Furthermore, we analyzed similar (but pre-existing in the host group) gene expression data on wild type and neuropathic animals, in order to identify SC molecules, which either sense neuronal activity or are affected by PNS dysfunctions. Results of the latter analysis were published in the form of a perspective article under the title “Neuronal activity in the hub of extrasynaptic Schwann cell-axon interaction” (Samara C et al., Front Cell Neurosci., 2013 Nov 25;7:228. doi: 10.3389/fncel.2013.00228. eCollection 2013).

In summary, realization of the Marie Curie-funded research project led to:
• Establishment of a simple electrical stimulation cell culture platform.
• Identification of a neuropeptide transmitter as a mediator of neuron-SC communication during peripheral demyelinating neuropathies, and investigation of its physiological role.
• Identification of SC genes regulated during increased or compromised neuronal activity.

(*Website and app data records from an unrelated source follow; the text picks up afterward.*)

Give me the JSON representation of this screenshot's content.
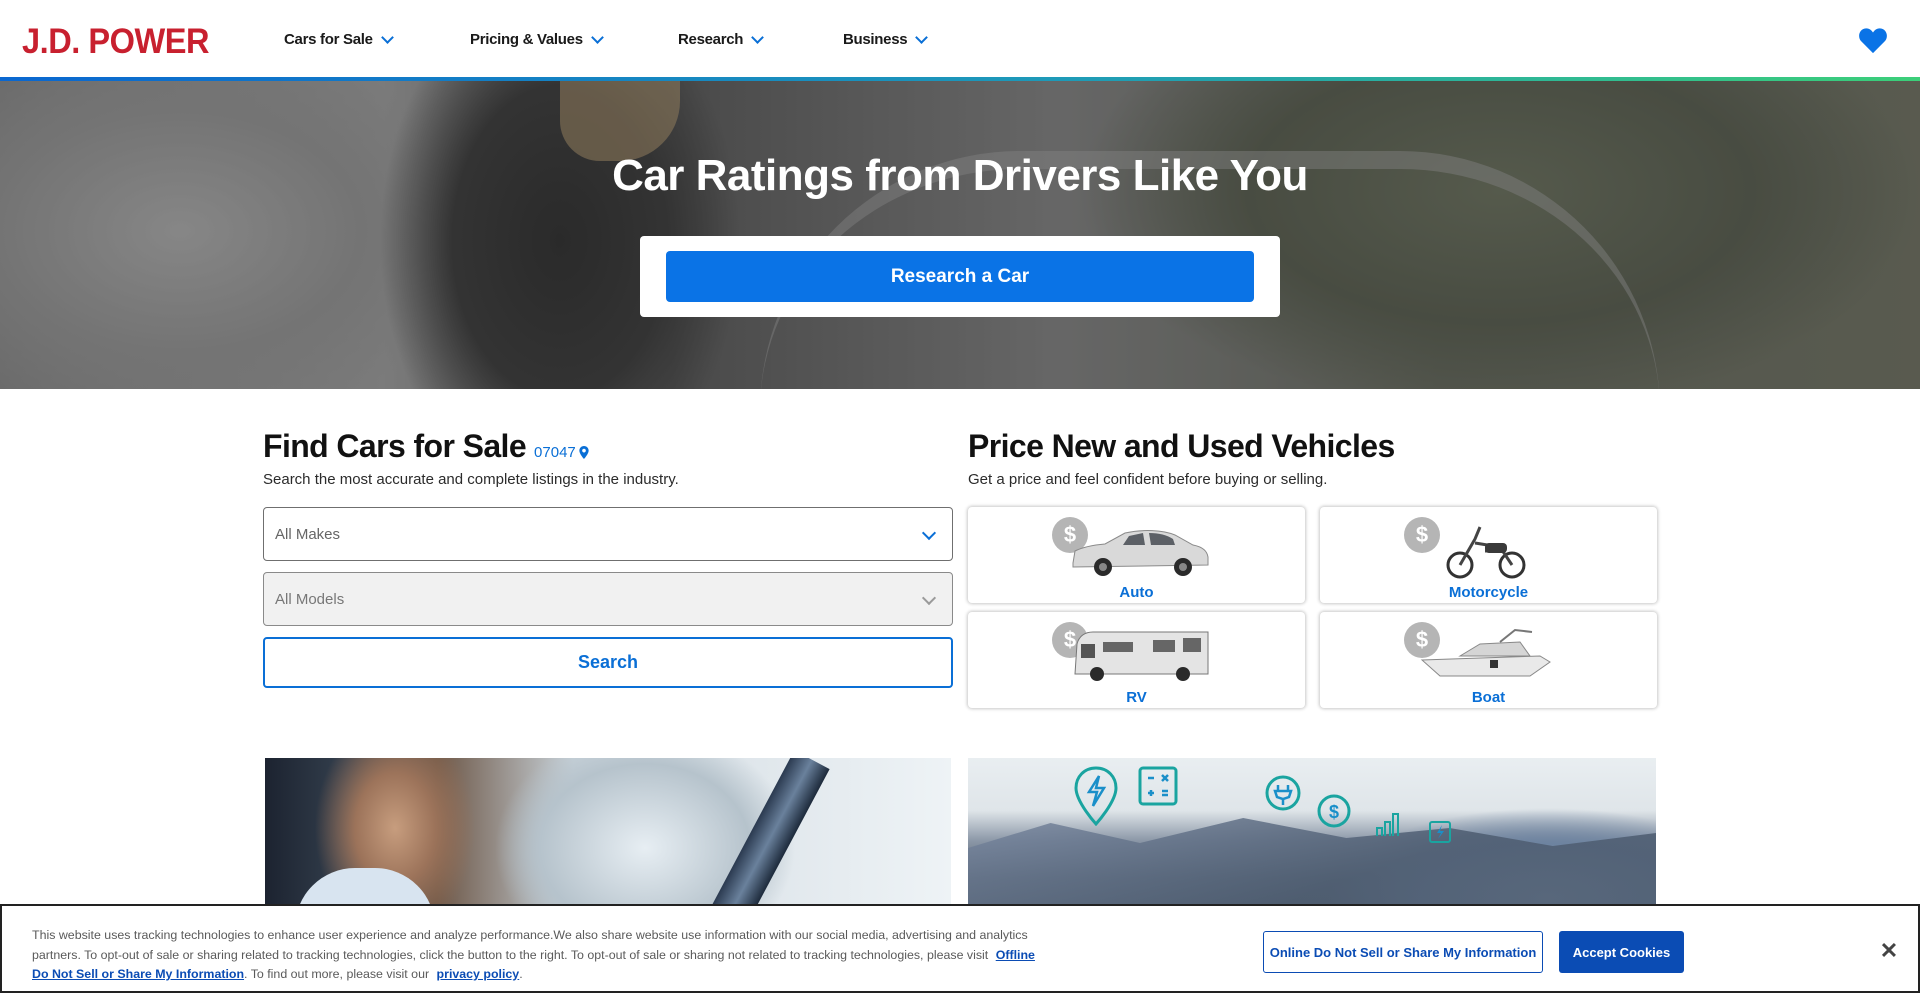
{
  "header": {
    "logo": "J.D. POWER",
    "nav": [
      {
        "label": "Cars for Sale"
      },
      {
        "label": "Pricing & Values"
      },
      {
        "label": "Research"
      },
      {
        "label": "Business"
      }
    ],
    "favorites_icon": "heart-icon",
    "colors": {
      "logo": "#c8202f",
      "accent": "#0a6fd6"
    }
  },
  "hero": {
    "title": "Car Ratings from Drivers Like You",
    "cta_label": "Research a Car"
  },
  "find_cars": {
    "title": "Find Cars for Sale",
    "zip": "07047",
    "subtitle": "Search the most accurate and complete listings in the industry.",
    "makes_select": "All Makes",
    "models_select": "All Models",
    "search_label": "Search"
  },
  "price_vehicles": {
    "title": "Price New and Used Vehicles",
    "subtitle": "Get a price and feel confident before buying or selling.",
    "badge_symbol": "$",
    "tiles": [
      {
        "label": "Auto",
        "icon": "car-icon"
      },
      {
        "label": "Motorcycle",
        "icon": "motorcycle-icon"
      },
      {
        "label": "RV",
        "icon": "rv-icon"
      },
      {
        "label": "Boat",
        "icon": "boat-icon"
      }
    ]
  },
  "cookie_banner": {
    "text": "This website uses tracking technologies to enhance user experience and analyze performance.We also share website use information with our social media, advertising and analytics partners. To opt-out of sale or sharing related to tracking technologies, click the button to the right. To opt-out of sale or sharing not related to tracking technologies, please visit",
    "offline_link": "Offline Do Not Sell or Share My Information",
    "middle_text": ". To find out more, please visit our",
    "privacy_link": "privacy policy",
    "end_text": ".",
    "optout_button": "Online Do Not Sell or Share My Information",
    "accept_button": "Accept Cookies",
    "close_symbol": "✕",
    "colors": {
      "button": "#0b4cb4"
    }
  }
}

Whereas the established platform can be used as an experimental tool for studies related to neuronal function and intercellular responses to it, characterization of NPY effects on SCs during peripheral demyelinating neuropathies, could assist to the development of more efficient therapeutic treatments. Similarly, further investigations on the physiological significance of SC genes and pathways that are regulated by altered neuronal activity, will shed light on the mechanisms of glia-to-neuron support. Enhancement of such protective glial pathways may provide potential novel therapeutic targets for the alleviation of PNS and/or CNS pathologies.